- Hammer / Mallet
- Electric screw driver / drill
- Measuring tape
- Shovel / spade
Obviously every situation is different, and people have their own personal preferences and budgets to work with, but hopefully even if you don’t find the pergola you are looking for in our top 10 list, you might find what you are looking for elsewhere on our site.
How to build a pergola?
There are a heap of great how to build a pergola guides on the net, so I won’t go into details on this. If you need help though, I highly recommend watching the 1st video below in its entirety. While the pergola they install isn’t available anymore, it is pretty much the same process that you use for all pergolas and it goes into a lot of detail and shows many of the pitfalls first time installers fall for.
This video is a time lapse of a couple of men installing a nice wooden pergola. Judging by the position of the sun I would say they completed this large pergola in about 3-4 hours.
This final video shows 2 guys installing a small pergola. They show the installation over 5 steps which should give you a good idea of what is required to build a pergola from a DIY kit.
If you don’t like videos, then these sites might help you out (the 1st video goes into a lot more detail):
Types of pergola kit materials
Most pergolas will come in the following types of materials
- Wood – The most expensive type of material is the Wood, but they are also normally the best quality. Wood pergolas often come in Cedar, Pine or Redwood.
- Metal – Most metal pergolas are made with aluminum posts and a wood roof.
- Vinyl / Plastic – The most common type of pergola that you can buy and they are often the cheapest.
- Stone (Some pergolas will come with stone or stone like support posts).
How much does a DIY pergola kit cost?
As previously mentioned, there are many different types of pergola kits available and each one will have its own unique challenges and costs associated with it.
It is common place for pergola kits to cost anywhere from about $700 all the way up to about $10,000. It all depends on what type of materials you are using, the size of the pergola and the quality/longevity you are expecting from the product.
Generally speaking – the cheaper the product you buy, the poorer the quality and the more likely it is that the product will not last the test of time. Conversely, the more expensive the item is then you would expect it to be of better quality and to last longer than the cheaper version.
What sizes do pergolas come in?
Pergolas can come in really small sizes through to quite big sizes. The most common sizes are 8ft x 8ft through to 12ft x 12ft. Obviously the larger the pergola the more expensive it will be to buy and the longer it will take you to construct.
Some pergola kits come in rectangular shapes and some are even curved at the top. The curved pergolas can be great if you want to use your pergola for something like a party or a wedding as they really look great and they provide extra room for decorations.

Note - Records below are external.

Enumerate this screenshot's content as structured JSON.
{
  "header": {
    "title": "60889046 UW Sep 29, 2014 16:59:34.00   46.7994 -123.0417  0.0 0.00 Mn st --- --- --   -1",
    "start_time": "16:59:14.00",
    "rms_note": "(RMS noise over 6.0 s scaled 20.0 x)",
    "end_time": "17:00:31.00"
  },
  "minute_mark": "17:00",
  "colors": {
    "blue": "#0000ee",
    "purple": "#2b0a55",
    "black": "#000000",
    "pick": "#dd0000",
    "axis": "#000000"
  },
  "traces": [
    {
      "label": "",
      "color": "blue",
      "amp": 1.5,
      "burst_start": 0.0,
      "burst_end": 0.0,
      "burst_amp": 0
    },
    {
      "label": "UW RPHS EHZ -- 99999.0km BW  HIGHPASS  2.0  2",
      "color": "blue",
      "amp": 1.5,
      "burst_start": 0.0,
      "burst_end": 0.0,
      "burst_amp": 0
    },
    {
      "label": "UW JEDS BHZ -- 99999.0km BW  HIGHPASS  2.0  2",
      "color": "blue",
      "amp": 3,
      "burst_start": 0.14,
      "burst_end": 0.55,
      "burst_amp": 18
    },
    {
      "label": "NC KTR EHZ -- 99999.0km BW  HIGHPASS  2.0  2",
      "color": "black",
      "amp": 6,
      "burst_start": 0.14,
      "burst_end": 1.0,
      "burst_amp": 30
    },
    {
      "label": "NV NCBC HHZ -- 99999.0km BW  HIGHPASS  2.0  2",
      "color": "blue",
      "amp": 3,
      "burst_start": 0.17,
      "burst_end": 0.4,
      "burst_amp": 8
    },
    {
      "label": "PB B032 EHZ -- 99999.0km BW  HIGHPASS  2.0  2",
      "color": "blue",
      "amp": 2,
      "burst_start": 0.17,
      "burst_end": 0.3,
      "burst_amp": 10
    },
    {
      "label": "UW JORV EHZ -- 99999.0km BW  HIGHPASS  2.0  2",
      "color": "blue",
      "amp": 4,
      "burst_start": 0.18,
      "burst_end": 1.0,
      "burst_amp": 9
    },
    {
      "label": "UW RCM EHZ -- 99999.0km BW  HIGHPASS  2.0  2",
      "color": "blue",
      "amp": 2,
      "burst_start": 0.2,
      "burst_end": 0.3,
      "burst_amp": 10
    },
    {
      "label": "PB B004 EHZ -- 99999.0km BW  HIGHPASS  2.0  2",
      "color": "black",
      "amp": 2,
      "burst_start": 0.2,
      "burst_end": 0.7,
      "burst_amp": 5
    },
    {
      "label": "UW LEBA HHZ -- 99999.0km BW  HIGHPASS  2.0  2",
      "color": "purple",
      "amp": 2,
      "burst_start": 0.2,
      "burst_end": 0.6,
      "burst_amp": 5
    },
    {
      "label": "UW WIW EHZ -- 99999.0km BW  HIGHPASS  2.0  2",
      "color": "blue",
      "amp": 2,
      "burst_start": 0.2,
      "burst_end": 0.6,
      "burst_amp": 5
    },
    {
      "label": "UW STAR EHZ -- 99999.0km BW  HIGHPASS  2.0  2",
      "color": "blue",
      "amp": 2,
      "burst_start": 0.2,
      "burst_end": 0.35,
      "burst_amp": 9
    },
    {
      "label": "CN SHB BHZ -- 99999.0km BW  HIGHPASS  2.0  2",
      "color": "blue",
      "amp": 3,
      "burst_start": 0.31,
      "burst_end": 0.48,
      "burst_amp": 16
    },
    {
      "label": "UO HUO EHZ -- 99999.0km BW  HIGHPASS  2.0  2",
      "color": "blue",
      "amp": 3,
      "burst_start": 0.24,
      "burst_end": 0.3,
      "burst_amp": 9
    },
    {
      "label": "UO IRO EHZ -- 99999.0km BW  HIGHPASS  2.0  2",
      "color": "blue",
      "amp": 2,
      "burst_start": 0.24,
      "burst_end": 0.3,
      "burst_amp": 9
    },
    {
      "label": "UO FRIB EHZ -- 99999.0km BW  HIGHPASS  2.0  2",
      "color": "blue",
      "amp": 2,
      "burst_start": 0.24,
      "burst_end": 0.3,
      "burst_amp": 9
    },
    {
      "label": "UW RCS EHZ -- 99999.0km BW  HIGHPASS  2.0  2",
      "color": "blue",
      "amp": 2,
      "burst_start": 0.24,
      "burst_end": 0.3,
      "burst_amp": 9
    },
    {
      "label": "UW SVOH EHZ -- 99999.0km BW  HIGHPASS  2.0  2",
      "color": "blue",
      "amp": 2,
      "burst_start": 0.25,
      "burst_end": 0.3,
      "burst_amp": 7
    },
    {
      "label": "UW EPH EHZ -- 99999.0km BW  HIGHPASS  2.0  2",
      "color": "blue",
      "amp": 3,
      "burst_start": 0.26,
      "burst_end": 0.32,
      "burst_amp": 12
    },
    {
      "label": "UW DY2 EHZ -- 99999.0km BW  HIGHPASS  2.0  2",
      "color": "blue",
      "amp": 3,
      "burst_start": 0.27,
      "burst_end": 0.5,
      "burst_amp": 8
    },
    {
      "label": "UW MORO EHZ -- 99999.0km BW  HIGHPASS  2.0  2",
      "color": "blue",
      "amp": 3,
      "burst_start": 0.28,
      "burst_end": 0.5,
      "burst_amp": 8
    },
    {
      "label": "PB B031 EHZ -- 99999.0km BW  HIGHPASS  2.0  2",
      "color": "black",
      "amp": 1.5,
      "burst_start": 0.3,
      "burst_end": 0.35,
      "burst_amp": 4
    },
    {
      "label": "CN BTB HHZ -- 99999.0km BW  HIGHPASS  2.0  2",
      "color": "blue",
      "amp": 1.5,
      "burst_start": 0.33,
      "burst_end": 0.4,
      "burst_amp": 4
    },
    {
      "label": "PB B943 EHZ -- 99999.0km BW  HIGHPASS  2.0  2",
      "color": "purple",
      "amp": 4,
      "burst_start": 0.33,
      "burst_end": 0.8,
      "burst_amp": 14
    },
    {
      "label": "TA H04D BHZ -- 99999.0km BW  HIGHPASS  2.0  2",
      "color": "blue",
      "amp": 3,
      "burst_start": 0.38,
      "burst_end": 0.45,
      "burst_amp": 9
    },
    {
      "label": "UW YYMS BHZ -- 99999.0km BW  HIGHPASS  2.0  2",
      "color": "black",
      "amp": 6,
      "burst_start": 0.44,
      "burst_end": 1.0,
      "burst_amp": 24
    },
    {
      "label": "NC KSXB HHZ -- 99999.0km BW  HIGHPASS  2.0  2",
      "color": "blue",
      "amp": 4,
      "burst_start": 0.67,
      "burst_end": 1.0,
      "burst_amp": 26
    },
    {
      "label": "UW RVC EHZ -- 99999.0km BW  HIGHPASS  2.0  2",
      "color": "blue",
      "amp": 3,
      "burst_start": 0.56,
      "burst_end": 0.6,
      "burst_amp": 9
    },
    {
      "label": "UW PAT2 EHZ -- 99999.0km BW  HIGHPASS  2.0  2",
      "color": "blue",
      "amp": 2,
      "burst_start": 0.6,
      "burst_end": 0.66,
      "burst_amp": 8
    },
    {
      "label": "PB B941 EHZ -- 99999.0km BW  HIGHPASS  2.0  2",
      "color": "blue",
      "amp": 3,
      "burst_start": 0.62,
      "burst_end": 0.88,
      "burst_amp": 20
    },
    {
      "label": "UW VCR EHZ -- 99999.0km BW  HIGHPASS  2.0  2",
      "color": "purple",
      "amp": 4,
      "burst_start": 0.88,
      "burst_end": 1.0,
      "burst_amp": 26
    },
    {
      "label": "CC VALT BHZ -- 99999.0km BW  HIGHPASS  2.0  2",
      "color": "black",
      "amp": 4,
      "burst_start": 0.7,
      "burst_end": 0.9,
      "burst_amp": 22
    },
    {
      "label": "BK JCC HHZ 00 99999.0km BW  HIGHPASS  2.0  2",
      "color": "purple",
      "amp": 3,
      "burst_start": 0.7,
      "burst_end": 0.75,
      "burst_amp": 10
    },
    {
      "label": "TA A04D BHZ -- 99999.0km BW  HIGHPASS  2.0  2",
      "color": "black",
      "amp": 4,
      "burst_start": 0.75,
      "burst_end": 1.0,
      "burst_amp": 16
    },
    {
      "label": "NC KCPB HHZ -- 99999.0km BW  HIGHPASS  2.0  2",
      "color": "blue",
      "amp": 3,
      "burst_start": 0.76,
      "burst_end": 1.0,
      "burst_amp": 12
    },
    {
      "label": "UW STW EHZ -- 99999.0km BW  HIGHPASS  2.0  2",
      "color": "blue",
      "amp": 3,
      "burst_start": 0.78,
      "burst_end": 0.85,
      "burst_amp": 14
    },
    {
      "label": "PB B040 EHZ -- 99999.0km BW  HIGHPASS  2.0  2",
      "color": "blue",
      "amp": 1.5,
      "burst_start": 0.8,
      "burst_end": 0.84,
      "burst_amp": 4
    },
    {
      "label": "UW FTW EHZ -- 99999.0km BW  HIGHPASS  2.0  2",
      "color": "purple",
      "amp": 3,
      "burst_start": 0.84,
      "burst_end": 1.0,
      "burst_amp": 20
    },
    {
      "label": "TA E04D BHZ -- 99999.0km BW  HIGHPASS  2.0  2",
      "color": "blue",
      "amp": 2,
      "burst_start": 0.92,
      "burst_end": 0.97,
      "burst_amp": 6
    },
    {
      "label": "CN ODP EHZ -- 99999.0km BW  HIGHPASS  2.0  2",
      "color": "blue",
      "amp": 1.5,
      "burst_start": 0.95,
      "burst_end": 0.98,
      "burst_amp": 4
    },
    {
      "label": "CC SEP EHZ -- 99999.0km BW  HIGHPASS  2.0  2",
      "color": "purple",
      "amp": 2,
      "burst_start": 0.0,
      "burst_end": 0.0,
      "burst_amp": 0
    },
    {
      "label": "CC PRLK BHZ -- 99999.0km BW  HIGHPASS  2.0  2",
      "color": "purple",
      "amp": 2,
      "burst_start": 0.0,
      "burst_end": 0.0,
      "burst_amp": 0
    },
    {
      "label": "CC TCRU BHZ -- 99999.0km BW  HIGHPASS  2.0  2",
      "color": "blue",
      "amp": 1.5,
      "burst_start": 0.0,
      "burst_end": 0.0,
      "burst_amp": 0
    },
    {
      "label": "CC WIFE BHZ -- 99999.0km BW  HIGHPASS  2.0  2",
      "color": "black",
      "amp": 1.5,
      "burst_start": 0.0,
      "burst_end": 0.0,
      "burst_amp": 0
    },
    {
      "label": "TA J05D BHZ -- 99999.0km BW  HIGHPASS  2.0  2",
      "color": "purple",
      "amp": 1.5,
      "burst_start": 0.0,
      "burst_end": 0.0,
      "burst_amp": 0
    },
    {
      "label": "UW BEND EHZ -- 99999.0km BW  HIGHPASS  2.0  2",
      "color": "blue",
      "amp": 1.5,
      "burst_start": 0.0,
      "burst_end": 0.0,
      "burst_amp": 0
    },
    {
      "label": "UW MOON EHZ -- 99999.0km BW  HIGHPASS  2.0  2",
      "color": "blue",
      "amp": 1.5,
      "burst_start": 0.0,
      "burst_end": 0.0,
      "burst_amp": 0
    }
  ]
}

Why you should use a DIY pergola kit
I personally think that using a pergola kit makes so much sense just for the time savings alone. I don’t want to have to measure out and cut posts then find all the right fittings to put it all together. Getting a ready made pergola kit saves you most of the hassle of constructing the pieces and all that is left to do is put it together and plant it in the ground.
By using a DIY kit you will end up saving hours and hours of time and you are less likely to make a mistake as the most difficult parts of the pergola have been done for you.
How much time does it take to build a pergola from a kit?
For most of the pergola kits that we list on this website you should dedicate at least 4-5 hours if you are a skilled handyman and are confident in your abilities. If you are more of a novice, you should plan to start in the morning and book out most of the day.
Remember, there is no point rushing things – make sure you have read through the instructions carefully before starting and be sure you know what you are doing. There is nothing worse than having something 50% finished only to find that you have something back to front and you have to start again.